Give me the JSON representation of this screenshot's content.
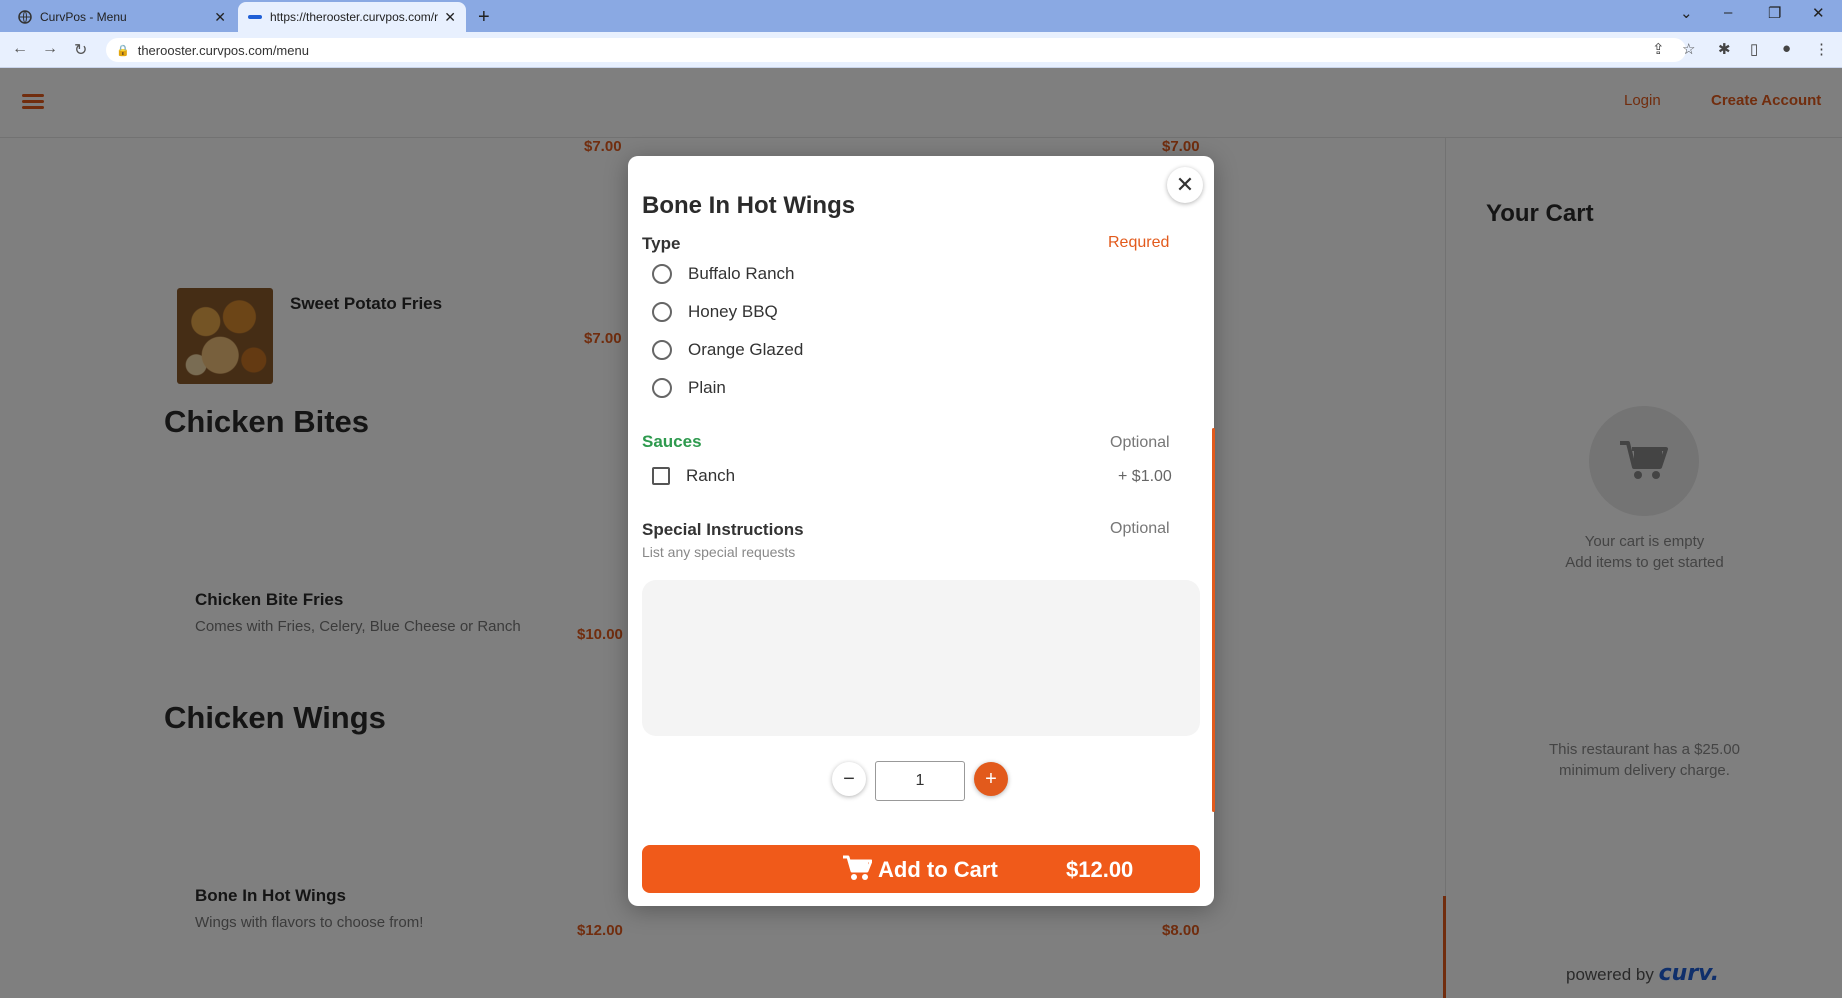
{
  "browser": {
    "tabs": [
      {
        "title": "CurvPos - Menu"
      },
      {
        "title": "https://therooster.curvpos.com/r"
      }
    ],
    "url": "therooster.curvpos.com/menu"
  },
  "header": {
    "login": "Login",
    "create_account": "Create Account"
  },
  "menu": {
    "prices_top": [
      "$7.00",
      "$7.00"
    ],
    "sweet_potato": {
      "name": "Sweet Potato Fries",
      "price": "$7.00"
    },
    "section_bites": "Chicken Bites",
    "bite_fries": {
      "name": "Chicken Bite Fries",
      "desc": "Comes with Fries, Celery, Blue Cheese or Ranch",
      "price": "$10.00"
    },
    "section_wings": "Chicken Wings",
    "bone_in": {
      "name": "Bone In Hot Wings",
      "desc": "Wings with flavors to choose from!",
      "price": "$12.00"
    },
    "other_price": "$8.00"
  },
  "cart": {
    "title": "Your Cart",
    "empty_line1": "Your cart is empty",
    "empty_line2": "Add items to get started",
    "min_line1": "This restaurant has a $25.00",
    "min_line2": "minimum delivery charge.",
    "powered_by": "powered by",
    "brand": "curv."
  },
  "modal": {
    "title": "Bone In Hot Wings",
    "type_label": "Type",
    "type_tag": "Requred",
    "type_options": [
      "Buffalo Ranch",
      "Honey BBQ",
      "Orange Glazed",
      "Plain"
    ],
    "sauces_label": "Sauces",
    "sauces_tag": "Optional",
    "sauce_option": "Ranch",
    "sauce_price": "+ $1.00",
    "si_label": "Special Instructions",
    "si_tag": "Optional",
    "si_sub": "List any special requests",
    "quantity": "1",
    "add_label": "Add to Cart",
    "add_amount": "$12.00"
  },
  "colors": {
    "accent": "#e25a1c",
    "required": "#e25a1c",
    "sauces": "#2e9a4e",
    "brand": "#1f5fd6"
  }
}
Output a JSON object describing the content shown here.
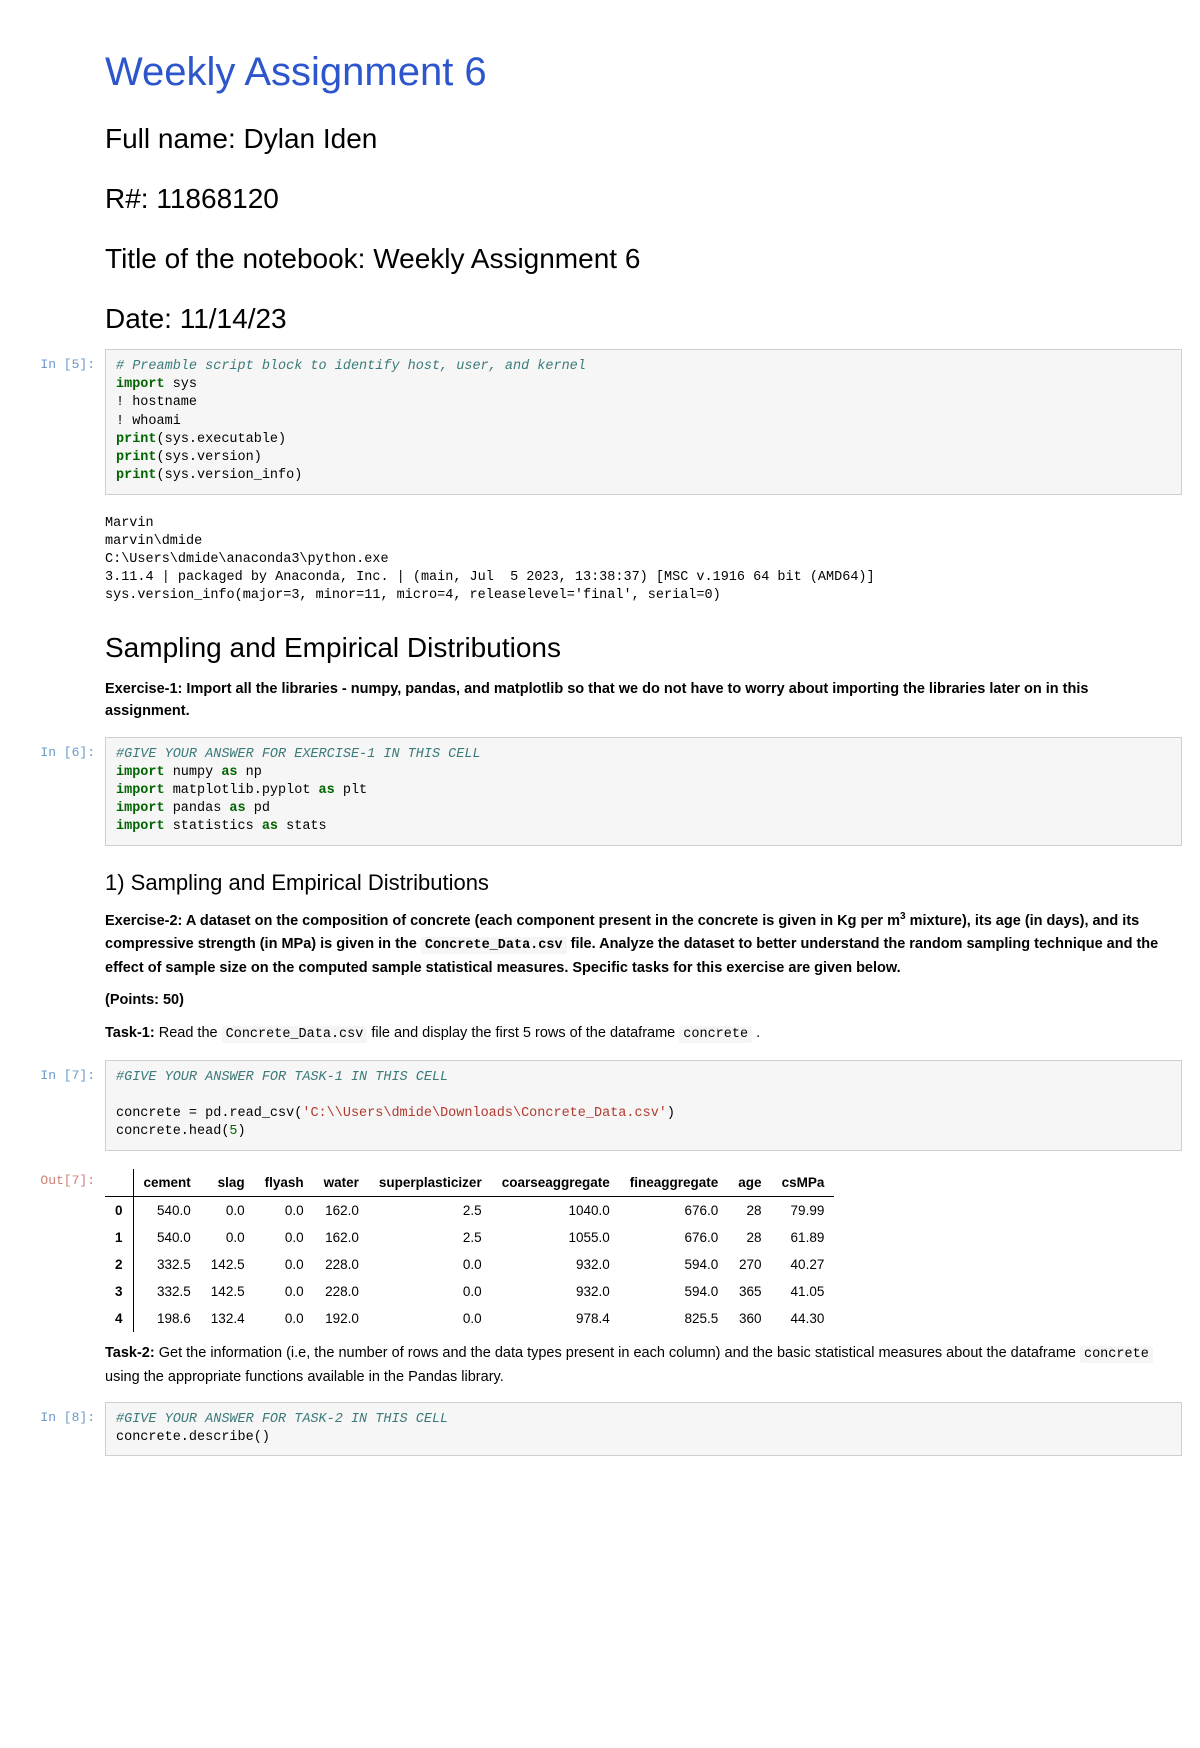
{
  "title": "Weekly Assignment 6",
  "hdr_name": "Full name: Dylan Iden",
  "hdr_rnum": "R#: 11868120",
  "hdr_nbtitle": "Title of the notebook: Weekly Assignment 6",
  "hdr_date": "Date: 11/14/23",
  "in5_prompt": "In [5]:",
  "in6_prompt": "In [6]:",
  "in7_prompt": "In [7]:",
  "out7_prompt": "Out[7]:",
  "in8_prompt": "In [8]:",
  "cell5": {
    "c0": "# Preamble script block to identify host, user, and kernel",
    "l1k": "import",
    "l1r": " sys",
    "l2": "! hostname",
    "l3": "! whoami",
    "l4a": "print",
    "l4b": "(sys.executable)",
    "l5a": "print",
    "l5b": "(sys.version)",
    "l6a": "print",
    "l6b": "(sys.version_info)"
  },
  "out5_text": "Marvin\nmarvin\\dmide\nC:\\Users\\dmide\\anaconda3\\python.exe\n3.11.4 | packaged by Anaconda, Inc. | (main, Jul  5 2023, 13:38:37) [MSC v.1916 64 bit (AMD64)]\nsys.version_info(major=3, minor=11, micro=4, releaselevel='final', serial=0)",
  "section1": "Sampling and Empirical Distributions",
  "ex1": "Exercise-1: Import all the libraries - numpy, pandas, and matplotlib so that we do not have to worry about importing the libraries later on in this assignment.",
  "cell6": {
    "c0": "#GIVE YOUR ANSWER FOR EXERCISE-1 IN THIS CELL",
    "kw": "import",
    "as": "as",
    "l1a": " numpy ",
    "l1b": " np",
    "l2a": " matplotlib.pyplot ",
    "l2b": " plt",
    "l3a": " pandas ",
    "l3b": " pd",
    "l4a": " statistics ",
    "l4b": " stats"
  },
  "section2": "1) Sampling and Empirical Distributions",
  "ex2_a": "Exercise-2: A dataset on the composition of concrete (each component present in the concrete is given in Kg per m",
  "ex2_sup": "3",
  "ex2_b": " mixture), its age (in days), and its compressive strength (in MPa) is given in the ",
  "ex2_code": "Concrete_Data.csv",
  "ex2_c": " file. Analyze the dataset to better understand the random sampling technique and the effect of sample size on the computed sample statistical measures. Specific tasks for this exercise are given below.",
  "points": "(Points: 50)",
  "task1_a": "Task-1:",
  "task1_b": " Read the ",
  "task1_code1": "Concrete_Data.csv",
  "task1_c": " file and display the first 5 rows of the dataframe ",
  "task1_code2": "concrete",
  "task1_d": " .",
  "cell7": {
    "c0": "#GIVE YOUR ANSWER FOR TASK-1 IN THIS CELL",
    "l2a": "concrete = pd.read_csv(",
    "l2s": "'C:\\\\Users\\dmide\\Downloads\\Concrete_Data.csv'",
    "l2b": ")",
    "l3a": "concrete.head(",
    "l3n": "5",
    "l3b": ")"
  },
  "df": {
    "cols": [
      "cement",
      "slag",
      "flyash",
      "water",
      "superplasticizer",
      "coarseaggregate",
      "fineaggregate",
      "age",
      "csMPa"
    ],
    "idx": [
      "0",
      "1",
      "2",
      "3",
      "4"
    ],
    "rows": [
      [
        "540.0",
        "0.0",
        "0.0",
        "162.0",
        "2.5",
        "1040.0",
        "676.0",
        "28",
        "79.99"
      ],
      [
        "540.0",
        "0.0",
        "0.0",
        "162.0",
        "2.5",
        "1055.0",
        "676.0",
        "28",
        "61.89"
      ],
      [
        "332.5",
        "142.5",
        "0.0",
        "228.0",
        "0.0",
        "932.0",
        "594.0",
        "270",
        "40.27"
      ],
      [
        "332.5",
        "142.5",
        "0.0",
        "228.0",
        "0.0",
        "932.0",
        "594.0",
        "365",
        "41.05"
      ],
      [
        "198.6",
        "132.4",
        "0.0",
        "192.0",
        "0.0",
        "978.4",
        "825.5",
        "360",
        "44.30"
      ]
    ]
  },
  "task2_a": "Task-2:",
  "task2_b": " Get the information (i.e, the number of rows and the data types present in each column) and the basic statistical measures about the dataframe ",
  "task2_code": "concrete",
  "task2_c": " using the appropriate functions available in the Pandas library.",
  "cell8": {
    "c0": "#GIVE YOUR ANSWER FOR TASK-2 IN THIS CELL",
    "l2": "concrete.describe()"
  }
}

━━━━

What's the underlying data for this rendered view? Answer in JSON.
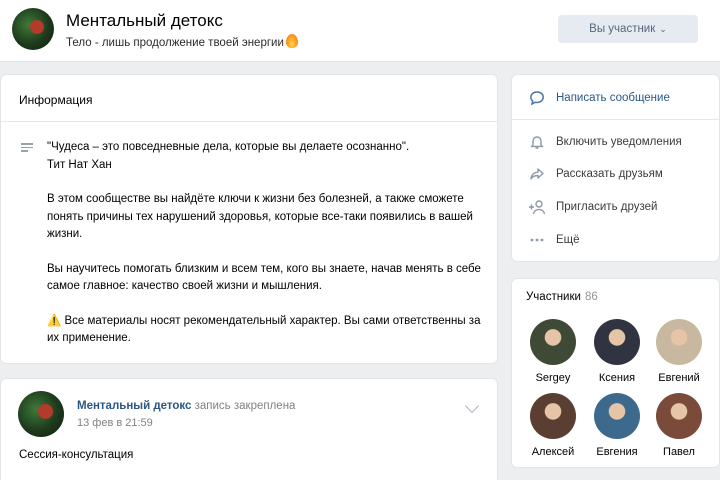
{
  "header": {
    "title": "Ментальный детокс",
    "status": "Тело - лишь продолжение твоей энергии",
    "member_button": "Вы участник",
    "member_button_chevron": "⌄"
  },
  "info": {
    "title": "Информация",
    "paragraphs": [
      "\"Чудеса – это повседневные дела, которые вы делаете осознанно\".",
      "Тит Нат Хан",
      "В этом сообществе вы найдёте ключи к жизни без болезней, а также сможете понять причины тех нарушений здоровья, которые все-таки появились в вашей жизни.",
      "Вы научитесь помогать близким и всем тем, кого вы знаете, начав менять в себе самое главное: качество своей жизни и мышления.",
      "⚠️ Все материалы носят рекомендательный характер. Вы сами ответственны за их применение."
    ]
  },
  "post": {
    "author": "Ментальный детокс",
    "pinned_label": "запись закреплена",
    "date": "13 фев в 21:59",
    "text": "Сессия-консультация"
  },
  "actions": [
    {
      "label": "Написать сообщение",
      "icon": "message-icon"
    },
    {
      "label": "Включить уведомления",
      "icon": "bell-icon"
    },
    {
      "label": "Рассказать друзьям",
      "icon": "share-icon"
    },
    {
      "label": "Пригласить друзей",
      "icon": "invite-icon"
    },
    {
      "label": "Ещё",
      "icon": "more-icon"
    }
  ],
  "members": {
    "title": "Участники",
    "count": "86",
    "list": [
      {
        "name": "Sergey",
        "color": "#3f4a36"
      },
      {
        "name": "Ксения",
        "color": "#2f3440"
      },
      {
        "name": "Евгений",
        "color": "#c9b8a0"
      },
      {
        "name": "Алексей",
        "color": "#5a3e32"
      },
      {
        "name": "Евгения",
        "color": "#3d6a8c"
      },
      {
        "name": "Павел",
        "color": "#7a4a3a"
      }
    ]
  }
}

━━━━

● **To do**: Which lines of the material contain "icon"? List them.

● **Response**:
      "icon": "message-icon"
      "icon": "bell-icon"
      "icon": "share-icon"
      "icon": "invite-icon"
      "icon": "more-icon"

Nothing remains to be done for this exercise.